# [Component data from apps and pages]

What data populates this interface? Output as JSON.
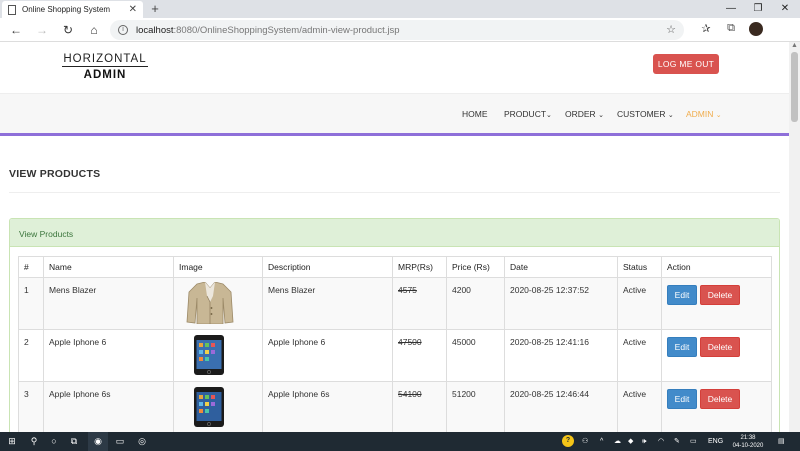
{
  "browser": {
    "tab_title": "Online Shopping System",
    "url_host": "localhost",
    "url_rest": ":8080/OnlineShoppingSystem/admin-view-product.jsp"
  },
  "header": {
    "brand_top": "HORIZONTAL",
    "brand_bottom": "ADMIN",
    "logout_label": "LOG ME OUT"
  },
  "nav": {
    "items": [
      {
        "label": "HOME"
      },
      {
        "label": "PRODUCT"
      },
      {
        "label": "ORDER"
      },
      {
        "label": "CUSTOMER"
      },
      {
        "label": "ADMIN"
      }
    ]
  },
  "page": {
    "title": "VIEW PRODUCTS",
    "panel_heading": "View Products"
  },
  "table": {
    "columns": [
      "#",
      "Name",
      "Image",
      "Description",
      "MRP(Rs)",
      "Price (Rs)",
      "Date",
      "Status",
      "Action"
    ],
    "rows": [
      {
        "num": "1",
        "name": "Mens Blazer",
        "image": "blazer",
        "description": "Mens Blazer",
        "mrp": "4575",
        "price": "4200",
        "date": "2020-08-25 12:37:52",
        "status": "Active"
      },
      {
        "num": "2",
        "name": "Apple Iphone 6",
        "image": "phone",
        "description": "Apple Iphone 6",
        "mrp": "47500",
        "price": "45000",
        "date": "2020-08-25 12:41:16",
        "status": "Active"
      },
      {
        "num": "3",
        "name": "Apple Iphone 6s",
        "image": "phone",
        "description": "Apple Iphone 6s",
        "mrp": "54100",
        "price": "51200",
        "date": "2020-08-25 12:46:44",
        "status": "Active"
      }
    ],
    "edit_label": "Edit",
    "delete_label": "Delete"
  },
  "taskbar": {
    "language": "ENG",
    "time": "21:38",
    "date": "04-10-2020"
  },
  "colors": {
    "accent_line": "#8e6fd9",
    "active_nav": "#f0ad4e",
    "danger": "#d9534f",
    "primary": "#428bca",
    "panel_bg": "#dff0d8"
  }
}
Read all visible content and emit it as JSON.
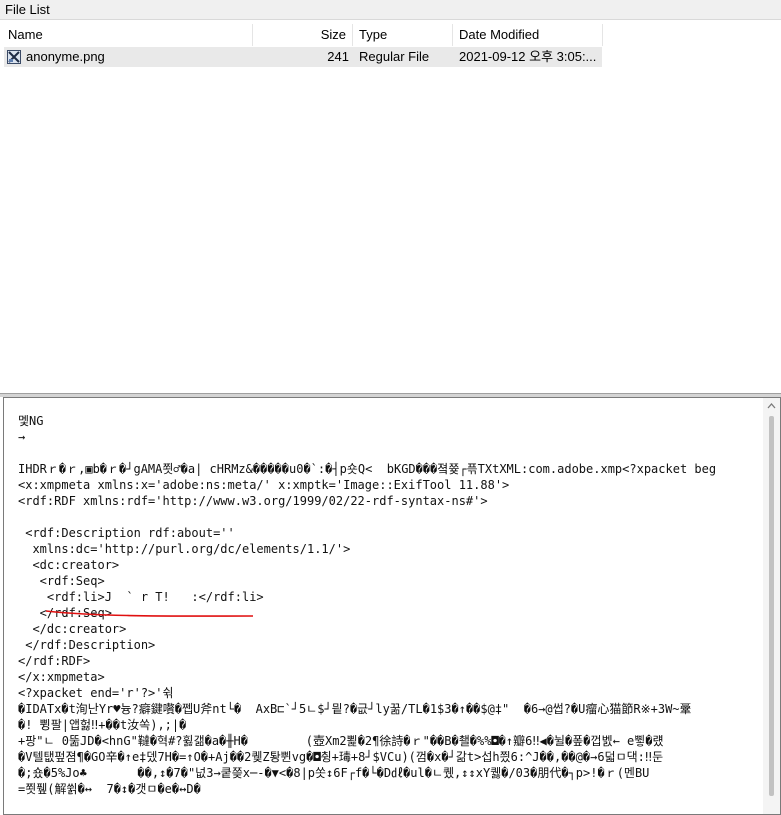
{
  "window": {
    "title": "File List"
  },
  "columns": {
    "name": "Name",
    "size": "Size",
    "type": "Type",
    "date": "Date Modified"
  },
  "files": [
    {
      "name": "anonyme.png",
      "size": "241",
      "type": "Regular File",
      "date": "2021-09-12 오후 3:05:..."
    }
  ],
  "viewer": {
    "lines": [
      "멫NG",
      "→",
      "",
      "IHDRｒ�ｒ,▣b�ｒ�┘gAMA쬣♂�a| cHRMz&�����u0�`:�┤p숏Q<  bKGD���졐쯎┌픆TXtXML:com.adobe.xmp<?xpacket beg",
      "<x:xmpmeta xmlns:x='adobe:ns:meta/' x:xmptk='Image::ExifTool 11.88'>",
      "<rdf:RDF xmlns:rdf='http://www.w3.org/1999/02/22-rdf-syntax-ns#'>",
      "",
      " <rdf:Description rdf:about=''",
      "  xmlns:dc='http://purl.org/dc/elements/1.1/'>",
      "  <dc:creator>",
      "   <rdf:Seq>",
      "    <rdf:li>J  ` r T!   :</rdf:li>",
      "   </rdf:Seq>",
      "  </dc:creator>",
      " </rdf:Description>",
      "</rdf:RDF>",
      "</x:xmpmeta>",
      "<?xpacket end='r'?>'쉮",
      "�IDATx�t洵난Yr♥늉?癖鍵嚽�쩹U斧nt└�  AxB⊏`┘5ㄴ$┘믵?�긊┘ly꿂/TL�1$3�↑��$@‡\"  �6→@썹?�U瘤心猫節R※+3W~鞷",
      "�! 쀵팔|앱헗‼+��t汝쏙),;|�",
      "+팡\"ㄴ 0뚦JD�<hnG\"韃�혁#?휧갦�a�╫H�        (壺Xm2뾡�2¶徐詩�ｒ\"��B�쵈�%%◘�↑瓣6‼◀�뉠�퐆�껍벬← e쀻�럤",
      "�V텔탮펖졈¶�GO辛�↑e‡뎄7H�=↑O�+Aj��2퀮Z퇑쀤vg�◘췽+瑇+8┘$VCu)(껌�x�┘갊t>섭h찄6:^J��,��@�→6덟ㅁ댁:‼둔",
      "�;숐�5%Jo♣       ��,↕�7�\"넚3→쿹쯪x─-�▼<�8|p쏫↕6F┌f�└�D㎗�ul�ㄴ퀬,↕↕xY퀧�/03�朋代�┐p>!�ｒ(멘BU",
      "=쬣퓊(解쓁�↔  7�↕�갯ㅁ�e�↔D�"
    ]
  }
}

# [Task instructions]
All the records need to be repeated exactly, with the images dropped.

# [Answer to this task]
What data populates this interface? Output as JSON.
{
  "browser": {
    "tab_title": "Online Shopping System",
    "url_host": "localhost",
    "url_rest": ":8080/OnlineShoppingSystem/admin-view-product.jsp"
  },
  "header": {
    "brand_top": "HORIZONTAL",
    "brand_bottom": "ADMIN",
    "logout_label": "LOG ME OUT"
  },
  "nav": {
    "items": [
      {
        "label": "HOME"
      },
      {
        "label": "PRODUCT"
      },
      {
        "label": "ORDER"
      },
      {
        "label": "CUSTOMER"
      },
      {
        "label": "ADMIN"
      }
    ]
  },
  "page": {
    "title": "VIEW PRODUCTS",
    "panel_heading": "View Products"
  },
  "table": {
    "columns": [
      "#",
      "Name",
      "Image",
      "Description",
      "MRP(Rs)",
      "Price (Rs)",
      "Date",
      "Status",
      "Action"
    ],
    "rows": [
      {
        "num": "1",
        "name": "Mens Blazer",
        "image": "blazer",
        "description": "Mens Blazer",
        "mrp": "4575",
        "price": "4200",
        "date": "2020-08-25 12:37:52",
        "status": "Active"
      },
      {
        "num": "2",
        "name": "Apple Iphone 6",
        "image": "phone",
        "description": "Apple Iphone 6",
        "mrp": "47500",
        "price": "45000",
        "date": "2020-08-25 12:41:16",
        "status": "Active"
      },
      {
        "num": "3",
        "name": "Apple Iphone 6s",
        "image": "phone",
        "description": "Apple Iphone 6s",
        "mrp": "54100",
        "price": "51200",
        "date": "2020-08-25 12:46:44",
        "status": "Active"
      }
    ],
    "edit_label": "Edit",
    "delete_label": "Delete"
  },
  "taskbar": {
    "language": "ENG",
    "time": "21:38",
    "date": "04-10-2020"
  },
  "colors": {
    "accent_line": "#8e6fd9",
    "active_nav": "#f0ad4e",
    "danger": "#d9534f",
    "primary": "#428bca",
    "panel_bg": "#dff0d8"
  }
}
Read all visible content and emit it as JSON.
{
  "window": {
    "title": "File List"
  },
  "columns": {
    "name": "Name",
    "size": "Size",
    "type": "Type",
    "date": "Date Modified"
  },
  "files": [
    {
      "name": "anonyme.png",
      "size": "241",
      "type": "Regular File",
      "date": "2021-09-12 오후 3:05:..."
    }
  ],
  "viewer": {
    "lines": [
      "멫NG",
      "→",
      "",
      "IHDRｒ�ｒ,▣b�ｒ�┘gAMA쬣♂�a| cHRMz&�����u0�`:�┤p숏Q<  bKGD���졐쯎┌픆TXtXML:com.adobe.xmp<?xpacket beg",
      "<x:xmpmeta xmlns:x='adobe:ns:meta/' x:xmptk='Image::ExifTool 11.88'>",
      "<rdf:RDF xmlns:rdf='http://www.w3.org/1999/02/22-rdf-syntax-ns#'>",
      "",
      " <rdf:Description rdf:about=''",
      "  xmlns:dc='http://purl.org/dc/elements/1.1/'>",
      "  <dc:creator>",
      "   <rdf:Seq>",
      "    <rdf:li>J  ` r T!   :</rdf:li>",
      "   </rdf:Seq>",
      "  </dc:creator>",
      " </rdf:Description>",
      "</rdf:RDF>",
      "</x:xmpmeta>",
      "<?xpacket end='r'?>'쉮",
      "�IDATx�t洵난Yr♥늉?癖鍵嚽�쩹U斧nt└�  AxB⊏`┘5ㄴ$┘믵?�긊┘ly꿂/TL�1$3�↑��$@‡\"  �6→@썹?�U瘤心猫節R※+3W~鞷",
      "�! 쀵팔|앱헗‼+��t汝쏙),;|�",
      "+팡\"ㄴ 0뚦JD�<hnG\"韃�혁#?휧갦�a�╫H�        (壺Xm2뾡�2¶徐詩�ｒ\"��B�쵈�%%◘�↑瓣6‼◀�뉠�퐆�껍벬← e쀻�럤",
      "�V텔탮펖졈¶�GO辛�↑e‡뎄7H�=↑O�+Aj��2퀮Z퇑쀤vg�◘췽+瑇+8┘$VCu)(껌�x�┘갊t>섭h찄6:^J��,��@�→6덟ㅁ댁:‼둔",
      "�;숐�5%Jo♣       ��,↕�7�\"넚3→쿹쯪x─-�▼<�8|p쏫↕6F┌f�└�D㎗�ul�ㄴ퀬,↕↕xY퀧�/03�朋代�┐p>!�ｒ(멘BU",
      "=쬣퓊(解쓁�↔  7�↕�갯ㅁ�e�↔D�"
    ]
  }
}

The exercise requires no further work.